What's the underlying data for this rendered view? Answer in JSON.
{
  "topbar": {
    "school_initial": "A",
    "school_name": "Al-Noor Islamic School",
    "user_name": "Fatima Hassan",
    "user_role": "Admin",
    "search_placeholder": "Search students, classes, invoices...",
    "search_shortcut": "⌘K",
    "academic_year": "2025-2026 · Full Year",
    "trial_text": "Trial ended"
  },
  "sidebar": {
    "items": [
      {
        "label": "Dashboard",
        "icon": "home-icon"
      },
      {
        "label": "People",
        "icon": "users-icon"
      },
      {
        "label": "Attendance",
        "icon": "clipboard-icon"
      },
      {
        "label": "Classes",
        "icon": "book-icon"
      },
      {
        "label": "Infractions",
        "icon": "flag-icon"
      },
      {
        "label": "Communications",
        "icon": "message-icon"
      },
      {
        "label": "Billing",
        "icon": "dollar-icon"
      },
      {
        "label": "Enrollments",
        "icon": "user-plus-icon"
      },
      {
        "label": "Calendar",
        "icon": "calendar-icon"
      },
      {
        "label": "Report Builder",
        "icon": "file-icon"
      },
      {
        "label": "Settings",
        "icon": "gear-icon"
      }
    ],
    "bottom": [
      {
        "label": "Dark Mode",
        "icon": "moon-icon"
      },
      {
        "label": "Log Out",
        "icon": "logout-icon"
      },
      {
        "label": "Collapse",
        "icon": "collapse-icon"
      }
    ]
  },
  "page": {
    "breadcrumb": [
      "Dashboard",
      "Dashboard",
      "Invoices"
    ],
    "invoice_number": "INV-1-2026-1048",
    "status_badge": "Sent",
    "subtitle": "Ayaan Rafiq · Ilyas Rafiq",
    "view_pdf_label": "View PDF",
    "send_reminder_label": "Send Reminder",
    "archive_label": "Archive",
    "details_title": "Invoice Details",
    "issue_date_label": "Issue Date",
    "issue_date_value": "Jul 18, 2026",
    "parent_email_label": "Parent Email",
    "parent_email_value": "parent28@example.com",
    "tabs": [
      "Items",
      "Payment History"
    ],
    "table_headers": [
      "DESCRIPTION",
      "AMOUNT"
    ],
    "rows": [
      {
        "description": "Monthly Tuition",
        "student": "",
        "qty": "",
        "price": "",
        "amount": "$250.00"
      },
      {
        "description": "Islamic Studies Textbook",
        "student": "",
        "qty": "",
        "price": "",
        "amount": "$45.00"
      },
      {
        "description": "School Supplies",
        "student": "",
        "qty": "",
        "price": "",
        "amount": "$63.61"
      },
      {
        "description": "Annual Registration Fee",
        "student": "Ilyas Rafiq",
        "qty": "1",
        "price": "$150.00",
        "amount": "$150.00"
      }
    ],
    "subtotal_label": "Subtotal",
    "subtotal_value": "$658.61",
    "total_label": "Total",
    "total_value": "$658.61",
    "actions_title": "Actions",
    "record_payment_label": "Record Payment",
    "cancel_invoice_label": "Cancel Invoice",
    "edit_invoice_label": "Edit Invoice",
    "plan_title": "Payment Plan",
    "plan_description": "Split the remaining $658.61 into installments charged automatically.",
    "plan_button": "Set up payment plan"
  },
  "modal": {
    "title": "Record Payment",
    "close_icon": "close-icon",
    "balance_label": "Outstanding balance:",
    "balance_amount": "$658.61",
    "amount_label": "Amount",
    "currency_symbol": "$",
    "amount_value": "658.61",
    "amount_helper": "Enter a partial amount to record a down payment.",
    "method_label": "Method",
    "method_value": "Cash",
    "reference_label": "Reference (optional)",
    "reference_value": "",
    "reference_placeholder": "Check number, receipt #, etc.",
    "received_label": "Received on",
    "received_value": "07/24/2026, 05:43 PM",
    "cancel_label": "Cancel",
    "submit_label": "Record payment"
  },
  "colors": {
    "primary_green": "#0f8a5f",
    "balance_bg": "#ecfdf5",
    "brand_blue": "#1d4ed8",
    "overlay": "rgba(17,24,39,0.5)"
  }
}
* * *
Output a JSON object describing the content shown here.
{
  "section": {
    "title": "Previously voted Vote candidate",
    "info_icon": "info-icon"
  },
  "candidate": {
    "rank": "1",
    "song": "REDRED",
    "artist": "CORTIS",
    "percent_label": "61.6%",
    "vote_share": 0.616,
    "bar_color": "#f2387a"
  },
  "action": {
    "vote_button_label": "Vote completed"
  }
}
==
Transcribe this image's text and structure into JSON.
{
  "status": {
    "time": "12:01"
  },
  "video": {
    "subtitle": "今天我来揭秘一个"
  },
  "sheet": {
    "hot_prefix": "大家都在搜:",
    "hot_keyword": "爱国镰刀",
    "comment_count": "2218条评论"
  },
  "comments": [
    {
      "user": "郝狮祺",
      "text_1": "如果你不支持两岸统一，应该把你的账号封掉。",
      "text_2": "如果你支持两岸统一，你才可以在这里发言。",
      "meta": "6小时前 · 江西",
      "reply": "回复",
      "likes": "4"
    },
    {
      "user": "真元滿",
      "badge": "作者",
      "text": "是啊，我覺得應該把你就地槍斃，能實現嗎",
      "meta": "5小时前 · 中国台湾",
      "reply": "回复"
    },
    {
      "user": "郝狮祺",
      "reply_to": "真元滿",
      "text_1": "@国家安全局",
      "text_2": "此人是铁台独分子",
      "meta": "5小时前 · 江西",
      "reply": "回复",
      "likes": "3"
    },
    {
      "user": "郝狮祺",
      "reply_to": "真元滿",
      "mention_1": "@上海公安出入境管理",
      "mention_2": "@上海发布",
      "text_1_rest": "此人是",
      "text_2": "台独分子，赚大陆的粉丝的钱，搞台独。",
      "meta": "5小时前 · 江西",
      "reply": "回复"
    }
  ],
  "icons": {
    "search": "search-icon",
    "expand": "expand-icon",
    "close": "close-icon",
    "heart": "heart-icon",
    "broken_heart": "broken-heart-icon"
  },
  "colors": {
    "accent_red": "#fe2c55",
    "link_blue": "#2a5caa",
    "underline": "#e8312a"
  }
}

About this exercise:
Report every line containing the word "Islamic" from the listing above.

Answer to this task:
    "school_name": "Al-Noor Islamic School",
        "description": "Islamic Studies Textbook",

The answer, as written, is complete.